Perkins postsecondary grants will deliver high-quality CTE programs focusing on either direct instruction of secondary students in postsecondary coursework or professional development of CTE instructors in one of nine priority workforce areas identified by the Alaska Workforce Investment Board.  Grants will prioritize offering multiple entry and exit points, including stackable courses and/or credentials for maximum participation and effect.

Institutions of Higher Education (IHEs), Local Educational Authorities (LEAs) offering postsecondary instruction, technical schools offering postsecondary instruction, and consortia offering postsecondary instruction are eligible to apply.  Grants awards will be between $50,000 and $150,000 per year for up to three (3) years.  For more information, download the RFP here.  Proposals are due to DEED/CTE by 4pm on April 26, 2019.

Non-Traditional Occupations Grant RFP

Non-Traditional Occupations (NTO) grants improve gender equity and representation in targeted occupational fields important to the current and future state economy.  Grants are expected to increase equitable gender participation and facilitate smooth transitions from secondary education, through postsecondary training, and into the workforce.

LEAs and consortia of LEAs are eligible to apply.  Grants awards will be between $20,000 and $30,000 per year for up to three (3) years.  For more information, download the RFP here.  Proposals are due to DEED/CTE by 4pm on April 26, 2019.

Mat-Su Regional Expands Services, Adds Local Jobs

The new hyperbaric therapy center brought 10 jobs to Mat-Su Regional Medical Center, which is also expanding to its third floor with a $16.5 million renovation.

Mat-Su Regional Medical Center is now the only place in Alaska where patients can receive hyperbaric treatment.

The program relies on altering air pressure around patients, which can markedly improve patients’ recovery.

“Essentially what we do is dive them down to 66 to 70 feet below sea level with 100-percent oxygen,” said Dr. Rachel Cuevas, explaining the procedure. “(It) gives them more oxygen in their system to help heal.”

Cuevas is the medical director for the Advanced Wound Care and Hyperbaric Therapy Center that opened in October. She said the new equipment has changed the way staff care for patients. People with frostbite, for example, used to have to fly to Seattle for treatment or risk amputation.

“One of the first patients we ran in the chamber had lived her entire life out there in the Valley,” Cuevas said. “She had blood clots go to her toes and they were looking at amputating seven of her toes. We put her in the hyperbaric chamber for a number of treatments and we saved all of her toes.”

Not only is the center providing a new kind of care, it’s also brought about 10 jobs to the Mat-Su.

During Alaska’s recession, health care continues to be a bright spot.

The latest report from UAA’s Institute for Social and Economic Research shows Alaska gained 600 health care jobs in 2018; another 500 are expected to be added this year too.

Cuevas isn’t surprised by that data.

“Health care is one of those things you can’t do without,” she said.

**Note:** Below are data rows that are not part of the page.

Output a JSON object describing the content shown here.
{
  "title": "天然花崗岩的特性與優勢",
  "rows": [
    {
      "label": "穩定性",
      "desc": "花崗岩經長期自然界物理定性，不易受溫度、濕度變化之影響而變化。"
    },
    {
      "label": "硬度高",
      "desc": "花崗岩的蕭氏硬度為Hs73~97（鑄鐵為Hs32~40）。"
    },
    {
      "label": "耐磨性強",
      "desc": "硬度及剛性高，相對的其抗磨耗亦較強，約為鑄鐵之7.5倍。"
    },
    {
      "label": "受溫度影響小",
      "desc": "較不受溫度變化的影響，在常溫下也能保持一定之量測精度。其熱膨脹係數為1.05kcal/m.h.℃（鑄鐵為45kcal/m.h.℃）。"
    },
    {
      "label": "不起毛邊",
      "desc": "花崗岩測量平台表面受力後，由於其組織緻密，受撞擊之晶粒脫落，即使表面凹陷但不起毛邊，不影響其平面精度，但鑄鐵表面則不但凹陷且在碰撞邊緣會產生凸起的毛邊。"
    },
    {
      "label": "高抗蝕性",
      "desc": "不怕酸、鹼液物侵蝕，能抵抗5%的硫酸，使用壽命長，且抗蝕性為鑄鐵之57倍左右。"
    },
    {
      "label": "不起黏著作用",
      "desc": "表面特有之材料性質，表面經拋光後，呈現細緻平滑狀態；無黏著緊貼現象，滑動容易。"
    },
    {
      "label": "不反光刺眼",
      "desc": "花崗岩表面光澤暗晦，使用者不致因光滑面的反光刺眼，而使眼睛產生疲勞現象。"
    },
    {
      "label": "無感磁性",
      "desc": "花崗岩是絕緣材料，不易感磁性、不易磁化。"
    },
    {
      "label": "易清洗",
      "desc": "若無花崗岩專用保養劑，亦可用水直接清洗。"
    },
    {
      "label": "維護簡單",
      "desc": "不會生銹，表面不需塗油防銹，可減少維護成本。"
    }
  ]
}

Mat-Su Regional currently has more than 800 employees. The hospital will add dozens of more jobs as it expands operations to the building’s third floor and opens a new behavioral health unit.

“We’re in the east wing of our medical surgical unit, we’re expanding and adding 35 beds,” said CEO Dave Wallace, showing off the new area that’s still under construction. The entire renovation will cost about $16.5 million.

Wallace said Mat-Su Regional’s emergency room is often overcrowded, but the addition means more space for treatment to meet the growing needs of the region’s rising population.

“There are also nursing homes coming to the Valley for the first time and other services we work in tandem with, so we’re excited about developing the work force and making this a great place for health care workers to come,” he said.

Source: Mat-Su Regional expands services, adds local jobs – KTVA